**Assignment:** Go through the listing below. Copy each line that has the string "einer".

**Data records:**
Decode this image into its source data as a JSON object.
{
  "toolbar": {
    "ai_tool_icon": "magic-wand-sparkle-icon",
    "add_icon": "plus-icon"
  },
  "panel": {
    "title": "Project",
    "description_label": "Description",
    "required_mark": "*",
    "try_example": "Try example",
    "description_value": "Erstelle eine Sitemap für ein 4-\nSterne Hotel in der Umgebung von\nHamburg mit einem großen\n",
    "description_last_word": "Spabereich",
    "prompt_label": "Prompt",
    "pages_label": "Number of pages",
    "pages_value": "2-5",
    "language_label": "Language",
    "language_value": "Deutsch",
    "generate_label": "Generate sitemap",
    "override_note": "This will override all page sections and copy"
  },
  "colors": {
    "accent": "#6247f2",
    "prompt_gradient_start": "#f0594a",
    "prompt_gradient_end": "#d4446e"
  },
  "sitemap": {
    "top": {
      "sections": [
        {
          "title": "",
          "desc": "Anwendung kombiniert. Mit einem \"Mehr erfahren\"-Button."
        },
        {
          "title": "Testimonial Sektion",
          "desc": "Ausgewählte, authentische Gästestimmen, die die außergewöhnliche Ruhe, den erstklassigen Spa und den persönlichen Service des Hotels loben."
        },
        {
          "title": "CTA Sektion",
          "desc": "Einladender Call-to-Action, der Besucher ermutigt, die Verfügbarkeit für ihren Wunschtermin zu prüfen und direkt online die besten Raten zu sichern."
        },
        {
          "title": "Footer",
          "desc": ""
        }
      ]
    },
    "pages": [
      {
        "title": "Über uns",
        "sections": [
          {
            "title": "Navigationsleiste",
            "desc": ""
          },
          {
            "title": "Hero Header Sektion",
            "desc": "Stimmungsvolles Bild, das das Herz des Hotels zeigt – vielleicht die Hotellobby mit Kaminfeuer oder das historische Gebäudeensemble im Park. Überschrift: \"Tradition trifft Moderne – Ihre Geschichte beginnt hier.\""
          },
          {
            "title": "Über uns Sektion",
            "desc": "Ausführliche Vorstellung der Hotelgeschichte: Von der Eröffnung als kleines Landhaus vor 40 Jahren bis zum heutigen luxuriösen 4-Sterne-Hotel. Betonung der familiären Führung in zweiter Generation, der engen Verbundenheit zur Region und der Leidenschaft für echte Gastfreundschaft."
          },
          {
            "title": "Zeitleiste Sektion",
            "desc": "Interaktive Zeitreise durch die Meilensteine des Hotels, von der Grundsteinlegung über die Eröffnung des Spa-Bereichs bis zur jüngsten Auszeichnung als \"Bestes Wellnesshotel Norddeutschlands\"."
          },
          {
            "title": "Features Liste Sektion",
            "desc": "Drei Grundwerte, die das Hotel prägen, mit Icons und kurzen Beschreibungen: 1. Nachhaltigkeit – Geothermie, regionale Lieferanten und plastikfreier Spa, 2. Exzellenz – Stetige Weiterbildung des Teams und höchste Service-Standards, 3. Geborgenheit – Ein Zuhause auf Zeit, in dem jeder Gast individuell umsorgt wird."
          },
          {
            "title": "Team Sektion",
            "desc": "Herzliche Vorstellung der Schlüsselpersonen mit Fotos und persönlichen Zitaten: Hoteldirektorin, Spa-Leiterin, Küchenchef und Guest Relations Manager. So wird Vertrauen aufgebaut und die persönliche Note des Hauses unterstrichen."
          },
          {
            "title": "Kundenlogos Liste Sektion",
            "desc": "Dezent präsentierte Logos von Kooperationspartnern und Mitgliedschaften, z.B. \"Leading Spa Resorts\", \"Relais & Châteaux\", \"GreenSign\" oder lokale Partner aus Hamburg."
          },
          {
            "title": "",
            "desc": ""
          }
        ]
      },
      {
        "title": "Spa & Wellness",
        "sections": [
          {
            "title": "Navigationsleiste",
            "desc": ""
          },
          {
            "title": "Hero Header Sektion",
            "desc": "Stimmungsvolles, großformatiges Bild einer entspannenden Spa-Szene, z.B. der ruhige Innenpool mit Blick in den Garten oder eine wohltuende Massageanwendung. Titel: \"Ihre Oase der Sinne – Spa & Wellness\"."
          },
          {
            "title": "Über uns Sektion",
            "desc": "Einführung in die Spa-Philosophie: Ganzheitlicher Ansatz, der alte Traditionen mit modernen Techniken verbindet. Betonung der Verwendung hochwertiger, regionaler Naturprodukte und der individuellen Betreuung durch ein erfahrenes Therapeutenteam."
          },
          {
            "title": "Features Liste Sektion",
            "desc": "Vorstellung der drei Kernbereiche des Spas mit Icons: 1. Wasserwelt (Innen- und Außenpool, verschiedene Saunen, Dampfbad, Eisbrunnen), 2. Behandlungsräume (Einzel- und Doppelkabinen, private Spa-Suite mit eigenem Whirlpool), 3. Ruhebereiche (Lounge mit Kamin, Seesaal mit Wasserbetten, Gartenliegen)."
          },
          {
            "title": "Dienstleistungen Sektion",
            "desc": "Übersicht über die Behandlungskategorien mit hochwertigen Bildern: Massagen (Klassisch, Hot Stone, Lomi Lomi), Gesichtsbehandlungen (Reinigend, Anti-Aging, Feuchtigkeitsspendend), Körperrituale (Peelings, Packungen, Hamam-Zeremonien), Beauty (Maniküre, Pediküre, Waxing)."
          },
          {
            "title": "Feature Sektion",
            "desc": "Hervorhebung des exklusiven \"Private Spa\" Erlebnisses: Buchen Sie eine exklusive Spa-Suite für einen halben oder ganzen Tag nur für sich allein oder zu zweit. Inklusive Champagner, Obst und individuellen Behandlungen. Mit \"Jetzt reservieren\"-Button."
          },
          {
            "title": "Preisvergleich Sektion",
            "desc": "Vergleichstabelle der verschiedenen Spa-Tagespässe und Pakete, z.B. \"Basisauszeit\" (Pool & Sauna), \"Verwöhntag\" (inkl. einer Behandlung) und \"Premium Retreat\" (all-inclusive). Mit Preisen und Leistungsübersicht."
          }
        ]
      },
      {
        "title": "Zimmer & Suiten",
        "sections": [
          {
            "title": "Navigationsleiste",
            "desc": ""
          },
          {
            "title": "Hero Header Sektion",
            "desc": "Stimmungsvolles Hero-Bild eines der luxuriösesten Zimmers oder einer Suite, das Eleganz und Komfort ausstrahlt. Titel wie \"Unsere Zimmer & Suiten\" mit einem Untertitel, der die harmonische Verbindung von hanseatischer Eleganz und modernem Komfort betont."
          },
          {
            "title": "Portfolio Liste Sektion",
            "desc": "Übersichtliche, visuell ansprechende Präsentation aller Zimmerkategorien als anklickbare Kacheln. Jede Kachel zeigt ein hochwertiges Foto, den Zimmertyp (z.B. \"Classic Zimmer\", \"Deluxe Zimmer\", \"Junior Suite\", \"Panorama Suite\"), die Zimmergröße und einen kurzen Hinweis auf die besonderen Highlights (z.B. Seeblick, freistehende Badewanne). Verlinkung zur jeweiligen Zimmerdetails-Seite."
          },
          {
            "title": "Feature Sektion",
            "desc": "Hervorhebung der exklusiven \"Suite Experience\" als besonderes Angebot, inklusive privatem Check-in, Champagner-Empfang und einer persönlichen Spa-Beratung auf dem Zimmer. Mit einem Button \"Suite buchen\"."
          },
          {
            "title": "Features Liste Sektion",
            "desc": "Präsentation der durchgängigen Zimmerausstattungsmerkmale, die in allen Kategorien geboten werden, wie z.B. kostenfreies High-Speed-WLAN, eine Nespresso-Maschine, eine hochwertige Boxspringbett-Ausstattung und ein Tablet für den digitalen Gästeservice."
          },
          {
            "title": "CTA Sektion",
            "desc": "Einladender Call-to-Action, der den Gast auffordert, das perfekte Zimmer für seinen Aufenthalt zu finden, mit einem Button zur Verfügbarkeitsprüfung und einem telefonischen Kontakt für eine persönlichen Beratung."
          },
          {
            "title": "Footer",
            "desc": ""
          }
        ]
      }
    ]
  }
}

**Answer to this exercise:**
            "desc": "Stimmungsvolles, großformatiges Bild einer entspannenden Spa-Szene, z.B. der ruhige Innenpool mit Blick in den Garten oder eine wohltuende Massageanwendung. Titel: \"Ihre Oase der Sinne – Spa & Wellness\"."
            "desc": "Vergleichstabelle der verschiedenen Spa-Tagespässe und Pakete, z.B. \"Basisauszeit\" (Pool & Sauna), \"Verwöhntag\" (inkl. einer Behandlung) und \"Premium Retreat\" (all-inclusive). Mit Preisen und Leistungsübersicht."
            "desc": "Stimmungsvolles Hero-Bild eines der luxuriösesten Zimmers oder einer Suite, das Eleganz und Komfort ausstrahlt. Titel wie \"Unsere Zimmer & Suiten\" mit einem Untertitel, der die harmonische Verbindung von hanseatischer Eleganz und modernem Komfort betont."
            "desc": "Hervorhebung der exklusiven \"Suite Experience\" als besonderes Angebot, inklusive privatem Check-in, Champagner-Empfang und einer persönlichen Spa-Beratung auf dem Zimmer. Mit einem Button \"Suite buchen\"."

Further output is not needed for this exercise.